→ Exercise details:
Pull every line holding the string "date" from the records below.

→ Records shown:
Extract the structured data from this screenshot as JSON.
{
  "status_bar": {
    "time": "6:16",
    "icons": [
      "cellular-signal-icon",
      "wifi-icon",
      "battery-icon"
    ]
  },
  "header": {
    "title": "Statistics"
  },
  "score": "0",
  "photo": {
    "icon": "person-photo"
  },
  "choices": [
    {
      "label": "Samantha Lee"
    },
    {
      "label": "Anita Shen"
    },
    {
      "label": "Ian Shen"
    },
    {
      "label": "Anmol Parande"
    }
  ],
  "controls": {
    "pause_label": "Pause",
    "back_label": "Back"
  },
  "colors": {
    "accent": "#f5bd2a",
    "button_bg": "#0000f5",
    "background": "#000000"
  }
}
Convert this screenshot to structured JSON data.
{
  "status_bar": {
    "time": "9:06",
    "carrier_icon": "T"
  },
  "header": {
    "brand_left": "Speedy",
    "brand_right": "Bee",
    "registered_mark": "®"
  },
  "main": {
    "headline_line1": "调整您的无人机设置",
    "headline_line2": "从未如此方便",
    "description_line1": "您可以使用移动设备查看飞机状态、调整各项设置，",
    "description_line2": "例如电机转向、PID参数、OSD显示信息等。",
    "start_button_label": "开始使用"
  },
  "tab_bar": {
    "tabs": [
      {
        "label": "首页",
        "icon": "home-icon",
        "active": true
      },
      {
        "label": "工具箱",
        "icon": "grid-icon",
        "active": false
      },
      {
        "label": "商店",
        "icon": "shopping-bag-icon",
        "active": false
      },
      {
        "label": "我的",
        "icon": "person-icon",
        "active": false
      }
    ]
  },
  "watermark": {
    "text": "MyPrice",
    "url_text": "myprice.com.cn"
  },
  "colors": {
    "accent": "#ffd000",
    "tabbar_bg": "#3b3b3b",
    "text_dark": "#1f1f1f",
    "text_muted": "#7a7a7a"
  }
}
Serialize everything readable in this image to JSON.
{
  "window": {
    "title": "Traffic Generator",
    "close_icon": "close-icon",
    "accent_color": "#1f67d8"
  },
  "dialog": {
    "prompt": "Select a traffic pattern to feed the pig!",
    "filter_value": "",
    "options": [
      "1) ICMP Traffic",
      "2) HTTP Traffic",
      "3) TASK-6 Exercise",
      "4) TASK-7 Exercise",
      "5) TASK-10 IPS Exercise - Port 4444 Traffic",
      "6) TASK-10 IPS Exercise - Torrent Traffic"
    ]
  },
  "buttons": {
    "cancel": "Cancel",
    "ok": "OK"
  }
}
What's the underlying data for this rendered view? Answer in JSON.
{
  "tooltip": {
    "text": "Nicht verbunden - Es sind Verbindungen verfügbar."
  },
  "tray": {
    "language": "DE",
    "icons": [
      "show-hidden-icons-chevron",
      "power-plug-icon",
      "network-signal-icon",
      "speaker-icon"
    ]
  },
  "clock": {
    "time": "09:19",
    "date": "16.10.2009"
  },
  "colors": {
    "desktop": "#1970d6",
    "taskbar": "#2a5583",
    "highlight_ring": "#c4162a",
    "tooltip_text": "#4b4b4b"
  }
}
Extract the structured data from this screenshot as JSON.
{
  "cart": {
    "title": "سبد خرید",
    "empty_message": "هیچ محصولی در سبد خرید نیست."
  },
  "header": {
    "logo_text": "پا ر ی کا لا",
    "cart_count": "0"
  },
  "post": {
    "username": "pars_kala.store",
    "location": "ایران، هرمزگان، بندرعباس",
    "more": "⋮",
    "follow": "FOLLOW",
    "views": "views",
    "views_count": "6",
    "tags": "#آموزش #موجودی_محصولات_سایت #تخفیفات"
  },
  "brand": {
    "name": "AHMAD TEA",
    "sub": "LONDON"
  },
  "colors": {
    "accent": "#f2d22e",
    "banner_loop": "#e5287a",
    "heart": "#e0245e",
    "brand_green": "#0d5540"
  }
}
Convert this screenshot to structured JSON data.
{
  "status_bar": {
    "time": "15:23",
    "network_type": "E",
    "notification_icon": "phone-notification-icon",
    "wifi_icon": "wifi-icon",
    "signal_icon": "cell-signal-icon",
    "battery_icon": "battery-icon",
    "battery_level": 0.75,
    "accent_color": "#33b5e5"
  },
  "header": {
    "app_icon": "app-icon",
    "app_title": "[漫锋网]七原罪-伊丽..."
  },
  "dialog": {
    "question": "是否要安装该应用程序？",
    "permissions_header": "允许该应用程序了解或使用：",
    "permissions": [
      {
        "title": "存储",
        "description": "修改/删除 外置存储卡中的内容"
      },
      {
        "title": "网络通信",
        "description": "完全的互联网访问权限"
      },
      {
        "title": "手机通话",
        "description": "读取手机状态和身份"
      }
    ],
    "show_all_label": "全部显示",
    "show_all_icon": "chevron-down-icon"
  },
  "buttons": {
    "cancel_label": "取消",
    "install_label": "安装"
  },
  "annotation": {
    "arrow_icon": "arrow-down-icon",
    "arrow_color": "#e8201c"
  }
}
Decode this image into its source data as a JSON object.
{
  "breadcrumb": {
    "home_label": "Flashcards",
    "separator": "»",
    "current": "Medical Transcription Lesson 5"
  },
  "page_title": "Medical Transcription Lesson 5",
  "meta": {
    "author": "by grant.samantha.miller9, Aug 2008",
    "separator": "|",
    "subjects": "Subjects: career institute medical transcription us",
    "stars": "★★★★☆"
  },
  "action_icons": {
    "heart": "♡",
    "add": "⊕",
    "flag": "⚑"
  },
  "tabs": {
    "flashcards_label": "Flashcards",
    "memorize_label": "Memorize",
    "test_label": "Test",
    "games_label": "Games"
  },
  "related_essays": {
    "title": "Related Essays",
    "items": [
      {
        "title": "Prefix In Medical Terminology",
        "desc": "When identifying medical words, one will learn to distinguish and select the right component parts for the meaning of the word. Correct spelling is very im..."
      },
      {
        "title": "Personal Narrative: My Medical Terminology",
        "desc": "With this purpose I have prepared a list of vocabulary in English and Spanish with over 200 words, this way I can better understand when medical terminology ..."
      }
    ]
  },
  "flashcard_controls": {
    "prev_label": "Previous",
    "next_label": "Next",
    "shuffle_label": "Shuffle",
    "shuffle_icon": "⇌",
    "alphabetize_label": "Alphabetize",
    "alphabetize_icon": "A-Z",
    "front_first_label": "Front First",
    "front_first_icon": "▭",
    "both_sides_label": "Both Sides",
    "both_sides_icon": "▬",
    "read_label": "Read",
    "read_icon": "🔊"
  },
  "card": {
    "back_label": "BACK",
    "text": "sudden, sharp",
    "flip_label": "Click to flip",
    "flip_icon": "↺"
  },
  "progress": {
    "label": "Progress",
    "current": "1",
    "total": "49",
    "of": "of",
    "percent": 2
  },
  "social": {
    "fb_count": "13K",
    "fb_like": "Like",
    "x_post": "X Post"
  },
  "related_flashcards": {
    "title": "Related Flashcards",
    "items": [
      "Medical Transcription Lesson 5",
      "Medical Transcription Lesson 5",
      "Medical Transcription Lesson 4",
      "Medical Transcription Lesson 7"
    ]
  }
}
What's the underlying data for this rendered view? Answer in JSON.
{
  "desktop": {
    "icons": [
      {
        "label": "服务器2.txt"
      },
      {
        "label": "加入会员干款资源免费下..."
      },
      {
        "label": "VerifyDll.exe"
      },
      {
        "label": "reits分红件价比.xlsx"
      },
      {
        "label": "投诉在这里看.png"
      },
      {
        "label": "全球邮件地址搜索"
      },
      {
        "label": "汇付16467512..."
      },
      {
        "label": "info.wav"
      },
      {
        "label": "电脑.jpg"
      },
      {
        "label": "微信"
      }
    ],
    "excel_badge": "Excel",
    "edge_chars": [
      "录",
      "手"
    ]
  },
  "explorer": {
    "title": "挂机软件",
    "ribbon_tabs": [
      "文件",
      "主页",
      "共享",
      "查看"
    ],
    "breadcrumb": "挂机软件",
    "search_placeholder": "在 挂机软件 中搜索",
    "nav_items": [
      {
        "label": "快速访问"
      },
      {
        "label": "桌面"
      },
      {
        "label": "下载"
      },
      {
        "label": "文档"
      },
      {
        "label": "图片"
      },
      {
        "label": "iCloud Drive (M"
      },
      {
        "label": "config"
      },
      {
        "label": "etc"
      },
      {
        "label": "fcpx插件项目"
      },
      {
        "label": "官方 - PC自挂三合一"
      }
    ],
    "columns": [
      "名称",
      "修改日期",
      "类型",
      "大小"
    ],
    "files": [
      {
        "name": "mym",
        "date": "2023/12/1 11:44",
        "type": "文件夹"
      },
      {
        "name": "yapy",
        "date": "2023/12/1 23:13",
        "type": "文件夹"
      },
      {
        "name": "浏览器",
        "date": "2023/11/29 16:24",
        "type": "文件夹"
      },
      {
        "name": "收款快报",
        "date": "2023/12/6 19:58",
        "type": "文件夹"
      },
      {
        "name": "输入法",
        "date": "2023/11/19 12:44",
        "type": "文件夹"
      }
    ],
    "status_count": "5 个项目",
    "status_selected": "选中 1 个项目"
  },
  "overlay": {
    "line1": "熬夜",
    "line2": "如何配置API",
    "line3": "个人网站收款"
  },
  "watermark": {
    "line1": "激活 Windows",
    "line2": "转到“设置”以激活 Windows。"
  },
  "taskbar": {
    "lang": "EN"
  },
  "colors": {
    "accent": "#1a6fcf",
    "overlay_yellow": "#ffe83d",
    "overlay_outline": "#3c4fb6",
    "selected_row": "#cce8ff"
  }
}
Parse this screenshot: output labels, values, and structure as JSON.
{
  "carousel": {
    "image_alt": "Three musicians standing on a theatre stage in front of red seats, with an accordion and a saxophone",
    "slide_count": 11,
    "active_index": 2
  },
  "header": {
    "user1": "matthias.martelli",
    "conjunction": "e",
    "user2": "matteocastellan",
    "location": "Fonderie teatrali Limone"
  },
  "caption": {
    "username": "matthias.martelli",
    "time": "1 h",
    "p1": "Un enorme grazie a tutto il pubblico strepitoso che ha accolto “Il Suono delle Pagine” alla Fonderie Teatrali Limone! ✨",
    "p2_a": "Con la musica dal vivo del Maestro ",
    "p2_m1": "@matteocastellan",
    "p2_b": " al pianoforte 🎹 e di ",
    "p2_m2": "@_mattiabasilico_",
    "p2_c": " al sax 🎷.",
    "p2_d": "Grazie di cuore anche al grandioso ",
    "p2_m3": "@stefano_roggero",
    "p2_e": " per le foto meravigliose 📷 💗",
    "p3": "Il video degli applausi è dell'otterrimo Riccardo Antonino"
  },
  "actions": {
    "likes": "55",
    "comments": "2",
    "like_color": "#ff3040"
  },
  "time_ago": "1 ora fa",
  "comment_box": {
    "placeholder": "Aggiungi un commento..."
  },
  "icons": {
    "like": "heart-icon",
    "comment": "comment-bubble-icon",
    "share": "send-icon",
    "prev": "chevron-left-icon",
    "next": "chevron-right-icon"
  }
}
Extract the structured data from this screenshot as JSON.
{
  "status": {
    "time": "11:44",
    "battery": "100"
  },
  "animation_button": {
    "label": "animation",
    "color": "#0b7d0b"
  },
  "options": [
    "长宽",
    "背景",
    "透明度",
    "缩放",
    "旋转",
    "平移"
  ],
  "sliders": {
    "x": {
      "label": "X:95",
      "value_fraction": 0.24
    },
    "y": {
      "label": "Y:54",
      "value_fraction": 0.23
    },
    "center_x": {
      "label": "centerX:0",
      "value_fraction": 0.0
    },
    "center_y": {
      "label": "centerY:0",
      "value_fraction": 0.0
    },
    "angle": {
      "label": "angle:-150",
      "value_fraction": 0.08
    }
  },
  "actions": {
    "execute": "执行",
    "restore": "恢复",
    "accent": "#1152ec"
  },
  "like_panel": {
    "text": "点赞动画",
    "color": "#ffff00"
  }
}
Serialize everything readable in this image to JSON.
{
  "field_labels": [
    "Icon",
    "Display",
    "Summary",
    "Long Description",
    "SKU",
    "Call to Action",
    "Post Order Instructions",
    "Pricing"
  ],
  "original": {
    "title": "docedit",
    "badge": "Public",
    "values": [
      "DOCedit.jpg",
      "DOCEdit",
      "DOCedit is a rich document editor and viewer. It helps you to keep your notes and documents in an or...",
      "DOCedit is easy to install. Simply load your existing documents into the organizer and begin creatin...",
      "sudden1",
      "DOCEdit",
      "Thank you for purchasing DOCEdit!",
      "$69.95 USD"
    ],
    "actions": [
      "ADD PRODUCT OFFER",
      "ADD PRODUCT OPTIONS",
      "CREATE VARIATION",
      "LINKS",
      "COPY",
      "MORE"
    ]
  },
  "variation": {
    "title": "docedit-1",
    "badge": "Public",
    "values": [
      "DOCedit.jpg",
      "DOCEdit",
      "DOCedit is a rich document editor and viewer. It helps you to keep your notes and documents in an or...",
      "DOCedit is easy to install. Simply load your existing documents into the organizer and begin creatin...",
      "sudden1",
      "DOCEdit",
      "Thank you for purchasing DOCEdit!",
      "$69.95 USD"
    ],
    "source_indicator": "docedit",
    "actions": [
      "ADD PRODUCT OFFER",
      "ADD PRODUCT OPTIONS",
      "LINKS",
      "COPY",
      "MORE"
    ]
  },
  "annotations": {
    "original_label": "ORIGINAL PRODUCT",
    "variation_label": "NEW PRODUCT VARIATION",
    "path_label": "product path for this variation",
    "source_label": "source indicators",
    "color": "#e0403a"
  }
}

→ Response area:
    "date": "16.10.2009"
        "date": "2023/12/1 11:44",
        "date": "2023/12/1 23:13",
        "date": "2023/11/29 16:24",
        "date": "2023/12/6 19:58",
        "date": "2023/11/19 12:44",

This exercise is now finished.